**RECORDS PROVIDED**
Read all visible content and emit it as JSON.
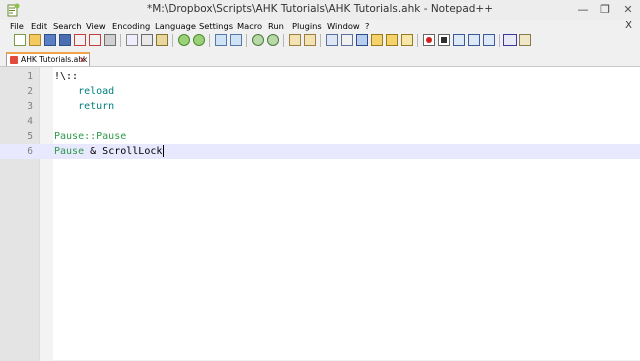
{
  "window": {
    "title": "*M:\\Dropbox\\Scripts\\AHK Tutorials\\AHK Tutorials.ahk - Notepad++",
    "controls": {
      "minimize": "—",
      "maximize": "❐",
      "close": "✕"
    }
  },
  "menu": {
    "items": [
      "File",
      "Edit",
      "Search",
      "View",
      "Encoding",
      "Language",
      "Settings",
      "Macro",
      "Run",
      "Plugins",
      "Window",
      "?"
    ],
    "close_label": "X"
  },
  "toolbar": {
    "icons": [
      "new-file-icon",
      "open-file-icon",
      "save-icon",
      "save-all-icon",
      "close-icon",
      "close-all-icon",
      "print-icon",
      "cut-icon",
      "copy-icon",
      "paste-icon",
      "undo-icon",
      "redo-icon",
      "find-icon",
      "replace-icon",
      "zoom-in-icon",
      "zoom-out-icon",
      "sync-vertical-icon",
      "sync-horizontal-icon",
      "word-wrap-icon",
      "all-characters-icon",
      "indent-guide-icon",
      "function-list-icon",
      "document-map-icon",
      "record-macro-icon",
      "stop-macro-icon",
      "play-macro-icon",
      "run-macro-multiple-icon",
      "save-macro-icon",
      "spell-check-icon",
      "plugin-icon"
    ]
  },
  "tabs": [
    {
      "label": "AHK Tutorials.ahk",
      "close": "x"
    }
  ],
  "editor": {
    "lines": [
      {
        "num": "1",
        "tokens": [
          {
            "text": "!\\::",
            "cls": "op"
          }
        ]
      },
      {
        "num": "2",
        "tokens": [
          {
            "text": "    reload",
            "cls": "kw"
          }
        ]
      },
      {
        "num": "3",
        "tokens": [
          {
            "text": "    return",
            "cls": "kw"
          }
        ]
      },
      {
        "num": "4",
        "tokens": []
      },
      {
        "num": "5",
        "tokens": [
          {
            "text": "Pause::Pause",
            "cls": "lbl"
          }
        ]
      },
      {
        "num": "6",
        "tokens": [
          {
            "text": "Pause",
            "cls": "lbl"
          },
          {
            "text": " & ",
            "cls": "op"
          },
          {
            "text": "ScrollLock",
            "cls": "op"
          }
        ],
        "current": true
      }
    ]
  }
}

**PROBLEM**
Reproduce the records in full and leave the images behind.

**PROBLEM SOLUTION**
Read all visible content and emit it as JSON.
{
  "window": {
    "title": "*M:\\Dropbox\\Scripts\\AHK Tutorials\\AHK Tutorials.ahk - Notepad++",
    "controls": {
      "minimize": "—",
      "maximize": "❐",
      "close": "✕"
    }
  },
  "menu": {
    "items": [
      "File",
      "Edit",
      "Search",
      "View",
      "Encoding",
      "Language",
      "Settings",
      "Macro",
      "Run",
      "Plugins",
      "Window",
      "?"
    ],
    "close_label": "X"
  },
  "toolbar": {
    "icons": [
      "new-file-icon",
      "open-file-icon",
      "save-icon",
      "save-all-icon",
      "close-icon",
      "close-all-icon",
      "print-icon",
      "cut-icon",
      "copy-icon",
      "paste-icon",
      "undo-icon",
      "redo-icon",
      "find-icon",
      "replace-icon",
      "zoom-in-icon",
      "zoom-out-icon",
      "sync-vertical-icon",
      "sync-horizontal-icon",
      "word-wrap-icon",
      "all-characters-icon",
      "indent-guide-icon",
      "function-list-icon",
      "document-map-icon",
      "record-macro-icon",
      "stop-macro-icon",
      "play-macro-icon",
      "run-macro-multiple-icon",
      "save-macro-icon",
      "spell-check-icon",
      "plugin-icon"
    ]
  },
  "tabs": [
    {
      "label": "AHK Tutorials.ahk",
      "close": "x"
    }
  ],
  "editor": {
    "lines": [
      {
        "num": "1",
        "tokens": [
          {
            "text": "!\\::",
            "cls": "op"
          }
        ]
      },
      {
        "num": "2",
        "tokens": [
          {
            "text": "    reload",
            "cls": "kw"
          }
        ]
      },
      {
        "num": "3",
        "tokens": [
          {
            "text": "    return",
            "cls": "kw"
          }
        ]
      },
      {
        "num": "4",
        "tokens": []
      },
      {
        "num": "5",
        "tokens": [
          {
            "text": "Pause::Pause",
            "cls": "lbl"
          }
        ]
      },
      {
        "num": "6",
        "tokens": [
          {
            "text": "Pause",
            "cls": "lbl"
          },
          {
            "text": " & ",
            "cls": "op"
          },
          {
            "text": "ScrollLock",
            "cls": "op"
          }
        ],
        "current": true
      }
    ]
  }
}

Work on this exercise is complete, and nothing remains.